I first learned to hunt deer with a group of neighbors where I grew-up in Ohio. We all had our favorite stands or places to sit for the first couple days of deer season, then if we hadn’t yet harvested a deer, we would get together as a group to move deer through a wood-lot somewhere towards waiting hunters. Here in Kansas, I have harvested several deer from stands or blinds strategically placed along travel routes or at natural feeding spots. When we built our raised blind years ago, we hung a corn feeder in a draw in front of the blind. Squirrels chewed a hole in the bottom of the feeder, so we tried another. Unhappy with that feeder, we began simply scattering buckets of shelled corn, ear corn, apples or pears on the ground over an area the size of a couple houses, which we still do today.
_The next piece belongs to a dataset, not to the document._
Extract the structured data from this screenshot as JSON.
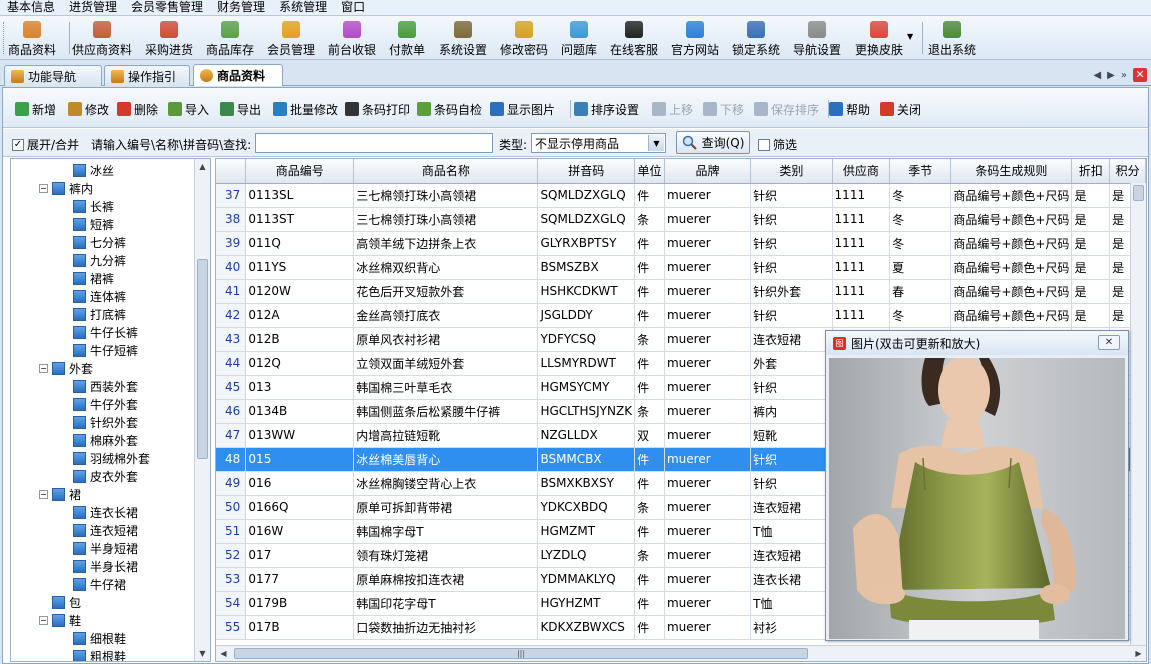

Chronic Wasting Disease (CWD) is a very infectious and deadly disease that was first discovered in our KS wild deer in 2005 in the northwestern part of the state, and has steadily spread south and eastward across Kansas. While conservation professionals are not certain of all the ways in which CWD spreads, they agree that the most prevalent seems to be from direct deer-to-deer contact, through saliva, urine, feces etc.
A friend frequently attends the open meetings held around the state where the public is invited to listen to, and to comment on topics such as proposed hunting season dates, etc. and topics of concern such as CWD. He told me that a topic of discussion at the last meeting he attended this summer was whether or not feeding and baiting deer aids in the transmission of CWD, and the possibility of making that practice illegal here in KS arose. A brochure about Chronic Wasting Disease available from the Kansas Dept. of Wildlife and Parks (KDWP) states that “Concentrating deer and elk by artificial feeding or baiting probably increases the likelihood of both direct and indirect transmission between individuals” (meaning deer and elk.) A recent post on the KDWP Facebook page urges hunters not to feed or bait deer, and a topic at the early September open-meeting at Kansas City was a proposal to disallow bait for deer to be placed on KDWP managed lands and on all land enrolled in the popular walk-in hunting program.
As one would expect, the KDWP Facebook post urging people not to bait or feed deer as a way to help slow the spread of CWD drew a multitude of comments, with those in support of feeding deer far outnumbering those against it. Comments supporting banning the practice offered little factual information, most merely stating their opposition to feeding and baiting deer, and that deer should be hunted “the old-fashioned way.” Comments supporting feeding and baiting deer often mentioned the fact that many deer naturally feed on the same alfalfa, corn stubble, soybean stubble and new wheat fields, making the commentor wonder how deer feeders are a problem.
We feed deer mostly to get them comfortable with browsing in front of our blind. Last season, I was seeing the same five does and fawns every morning. My sister on who’s property our blind stands, had never spent time with us in the blind during hunting season, so I took her with me one morning. I had prayed that God would at least allow us to see the same five deer that morning, but to our amazement, He brought us fourteen! For forty-five minutes, she got to watch fawns run and play like lambs, and young bucks spar with each other, none of which would have happened had the scattered corn not invited them to pause and browse on their way through to a nearby bedding area.
If corn is being fed to deer by dumping it in a big pile on the ground where every critter from miles around can come and eat from that same pile, I can see how that could concentrate saliva, urine and feces there. But I’m not convinced at all that scattering corn and apples in a large area like we do, or using a battery-powered corn feeder that flings a small amount of corn at a time over a broad area will contribute to the spread of Chronic Wasting Disease. I understand the argument, but color me skeptical. Continue to Explore Kansas Outdoors!
Steve can be contacted by email at [email protected]